= WHAT IS REQUIRED =
Reproduce the entire listing below verbatim.
----------------
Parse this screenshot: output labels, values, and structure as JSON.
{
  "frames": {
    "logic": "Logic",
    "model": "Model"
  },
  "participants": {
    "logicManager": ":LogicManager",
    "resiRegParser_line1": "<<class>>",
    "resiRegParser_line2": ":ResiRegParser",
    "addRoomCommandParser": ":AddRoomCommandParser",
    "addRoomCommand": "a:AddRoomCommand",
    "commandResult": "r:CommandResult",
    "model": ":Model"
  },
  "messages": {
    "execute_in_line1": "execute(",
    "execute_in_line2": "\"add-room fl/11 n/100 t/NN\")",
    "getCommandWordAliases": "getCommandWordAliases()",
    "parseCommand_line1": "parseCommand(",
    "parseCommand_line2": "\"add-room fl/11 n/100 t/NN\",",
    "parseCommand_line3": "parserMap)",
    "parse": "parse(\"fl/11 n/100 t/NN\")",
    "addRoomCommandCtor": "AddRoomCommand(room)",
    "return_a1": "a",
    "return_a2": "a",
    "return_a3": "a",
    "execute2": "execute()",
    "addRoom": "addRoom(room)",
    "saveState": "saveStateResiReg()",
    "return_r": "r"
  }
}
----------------
= EXPECTED ANSWER =
Parse this screenshot: output labels, values, and structure as JSON.
{
  "frames": {
    "logic": "Logic",
    "model": "Model"
  },
  "participants": {
    "logicManager": ":LogicManager",
    "resiRegParser_line1": "<<class>>",
    "resiRegParser_line2": ":ResiRegParser",
    "addRoomCommandParser": ":AddRoomCommandParser",
    "addRoomCommand": "a:AddRoomCommand",
    "commandResult": "r:CommandResult",
    "model": ":Model"
  },
  "messages": {
    "execute_in_line1": "execute(",
    "execute_in_line2": "\"add-room fl/11 n/100 t/NN\")",
    "getCommandWordAliases": "getCommandWordAliases()",
    "parseCommand_line1": "parseCommand(",
    "parseCommand_line2": "\"add-room fl/11 n/100 t/NN\",",
    "parseCommand_line3": "parserMap)",
    "parse": "parse(\"fl/11 n/100 t/NN\")",
    "addRoomCommandCtor": "AddRoomCommand(room)",
    "return_a1": "a",
    "return_a2": "a",
    "return_a3": "a",
    "execute2": "execute()",
    "addRoom": "addRoom(room)",
    "saveState": "saveStateResiReg()",
    "return_r": "r"
  }
}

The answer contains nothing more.